As expected, the Obama administration officially granted a six-week extension for Americans to sign up for health insurance through the exchanges. Effectively, Americans can now sign up for health insurance up until the end of open enrollment on March 31st, without facing a penalty. Before the change, those seeking insurance needed to get in their applications by February 15th to avoid new tax penalties. The extension follows widespread problems with the website.

The one-time extension will apply to 2014 only, and is being framed by the administration as a resolution to an existing "disconnect," rather than as an extension. Others, as the AP noted, are calling for a longer delay of up to a year for the tax penalties in the wake of high-profile issues with the exchange sites and enrollment process. According to the Department of Health and Human Services, the six-week extension will function more like a grace period for Americans who don't enroll by February 15th. Practically speaking, anyone applying after that date won't get coverage until April 1st. But as written, the tax penalty goes into effect for all Americans not covered by March 31st, or the end of open enrollment. The AP explains: 

The administration "has determined that it would be unfair to require individuals in this situation to make a (penalty) payment," the Health and Human Services department said in guidance issued Monday evening. As a result, the department is creating a special one-time hardship exemption for people who get covered by March 31. And they won't have to file additional paperwork to apply for the exemption.

But a provocative NBC report out on Monday will surely attract more attention than the change of deadline. Based on interviews with health insurance experts, the report promotes a conjecture that the Obama administration must have known that a high percentage of Americans would have to buy new health insurance plans despite assurances otherwise years ago. Here's, in part, why: 

The law states that policies in effect as of March 23, 2010 will be “grandfathered,” meaning consumers can keep those policies even though they don’t meet requirements of the new health care law. But the Department of Health and Human Services then wrote regulations that narrowed that provision, by saying that if any part of a policy was significantly changed since that date -- the deductible, co-pay, or benefits, for example -- the policy would not be grandfathered.

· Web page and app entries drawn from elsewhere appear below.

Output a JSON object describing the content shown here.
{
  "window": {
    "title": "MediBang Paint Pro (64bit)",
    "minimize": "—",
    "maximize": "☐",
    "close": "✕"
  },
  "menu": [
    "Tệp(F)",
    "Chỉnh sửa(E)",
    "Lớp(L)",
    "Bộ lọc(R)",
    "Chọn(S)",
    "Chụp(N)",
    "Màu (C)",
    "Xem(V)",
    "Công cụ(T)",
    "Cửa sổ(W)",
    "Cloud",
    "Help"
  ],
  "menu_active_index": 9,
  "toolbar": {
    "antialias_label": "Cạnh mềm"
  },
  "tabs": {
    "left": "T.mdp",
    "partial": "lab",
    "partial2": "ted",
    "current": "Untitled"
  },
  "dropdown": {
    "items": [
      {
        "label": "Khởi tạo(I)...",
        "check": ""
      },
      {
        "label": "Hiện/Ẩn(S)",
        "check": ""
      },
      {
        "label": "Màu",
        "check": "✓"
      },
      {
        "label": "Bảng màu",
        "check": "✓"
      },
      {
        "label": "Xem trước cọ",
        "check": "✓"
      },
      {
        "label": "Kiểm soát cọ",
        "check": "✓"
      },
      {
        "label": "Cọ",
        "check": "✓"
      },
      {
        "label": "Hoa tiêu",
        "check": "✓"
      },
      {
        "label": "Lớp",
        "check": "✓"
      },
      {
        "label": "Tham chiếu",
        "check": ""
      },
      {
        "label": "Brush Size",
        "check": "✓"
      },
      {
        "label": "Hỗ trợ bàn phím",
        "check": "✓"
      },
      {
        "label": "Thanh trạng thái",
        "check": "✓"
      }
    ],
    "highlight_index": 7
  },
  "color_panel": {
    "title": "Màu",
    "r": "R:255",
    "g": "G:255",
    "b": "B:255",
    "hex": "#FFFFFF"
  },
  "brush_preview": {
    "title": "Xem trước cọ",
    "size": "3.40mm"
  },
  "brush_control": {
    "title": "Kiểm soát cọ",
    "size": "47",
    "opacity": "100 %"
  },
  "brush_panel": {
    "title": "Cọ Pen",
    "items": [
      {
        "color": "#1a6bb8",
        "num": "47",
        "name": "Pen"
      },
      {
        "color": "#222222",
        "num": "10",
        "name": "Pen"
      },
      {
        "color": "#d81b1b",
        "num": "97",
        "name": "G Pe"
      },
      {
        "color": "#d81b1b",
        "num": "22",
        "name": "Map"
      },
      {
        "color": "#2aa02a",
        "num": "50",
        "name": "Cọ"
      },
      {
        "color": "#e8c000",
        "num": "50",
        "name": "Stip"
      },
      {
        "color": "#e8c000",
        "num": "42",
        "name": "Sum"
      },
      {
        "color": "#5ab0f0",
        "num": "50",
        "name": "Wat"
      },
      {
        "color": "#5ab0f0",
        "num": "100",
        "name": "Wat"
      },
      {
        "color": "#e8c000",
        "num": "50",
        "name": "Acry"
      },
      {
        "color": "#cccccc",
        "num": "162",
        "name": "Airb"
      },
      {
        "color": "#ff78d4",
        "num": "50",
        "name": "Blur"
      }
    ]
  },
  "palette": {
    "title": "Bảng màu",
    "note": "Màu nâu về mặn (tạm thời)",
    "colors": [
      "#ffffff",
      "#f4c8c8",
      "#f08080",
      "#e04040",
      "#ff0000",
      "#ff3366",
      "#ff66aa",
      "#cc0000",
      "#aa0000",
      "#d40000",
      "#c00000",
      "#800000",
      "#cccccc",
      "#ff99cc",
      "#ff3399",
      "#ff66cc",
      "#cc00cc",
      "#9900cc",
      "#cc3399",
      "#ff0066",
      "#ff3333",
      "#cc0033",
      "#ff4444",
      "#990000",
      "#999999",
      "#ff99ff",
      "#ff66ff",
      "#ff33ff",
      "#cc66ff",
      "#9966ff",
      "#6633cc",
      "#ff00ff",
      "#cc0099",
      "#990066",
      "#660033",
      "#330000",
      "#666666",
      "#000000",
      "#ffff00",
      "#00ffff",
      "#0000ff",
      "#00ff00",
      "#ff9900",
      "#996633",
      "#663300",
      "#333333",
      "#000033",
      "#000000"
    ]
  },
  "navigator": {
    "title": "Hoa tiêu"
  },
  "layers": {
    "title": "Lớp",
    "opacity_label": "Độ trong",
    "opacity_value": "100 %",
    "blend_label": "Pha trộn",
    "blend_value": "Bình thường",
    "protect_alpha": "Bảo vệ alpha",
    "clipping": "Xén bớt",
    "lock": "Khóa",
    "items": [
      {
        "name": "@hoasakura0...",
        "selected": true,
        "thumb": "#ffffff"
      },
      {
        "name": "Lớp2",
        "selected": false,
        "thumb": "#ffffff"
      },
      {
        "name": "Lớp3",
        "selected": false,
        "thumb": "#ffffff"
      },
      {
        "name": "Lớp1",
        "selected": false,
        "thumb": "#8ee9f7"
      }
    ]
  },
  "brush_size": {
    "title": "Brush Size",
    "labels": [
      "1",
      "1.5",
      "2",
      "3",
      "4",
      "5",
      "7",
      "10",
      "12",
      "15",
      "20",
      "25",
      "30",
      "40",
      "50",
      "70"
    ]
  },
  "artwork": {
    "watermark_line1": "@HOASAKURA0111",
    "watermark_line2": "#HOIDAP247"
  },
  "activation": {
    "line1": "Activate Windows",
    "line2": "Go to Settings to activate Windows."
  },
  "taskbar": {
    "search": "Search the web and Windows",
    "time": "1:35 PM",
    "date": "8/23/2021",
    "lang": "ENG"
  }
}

ThinkProgress, it should be noted, pointed out on Monday that the "grandfathering" problem reported by NBC is 3 years old at least, and was reported widely when the regulations were issued in 2010. In any case, the White House argues that many of the Americans receiving "cancellation" notices in the mail will be able to buy comparable, Obamacare-compliant plans on the exchanges, with any increased costs offset by subsidies. As we explained in some depth earlier today, those subsidies are still a variable for a lot of Americans seeing higher premiums in their future, as site continues to put up road blocks for those who are trying to enroll.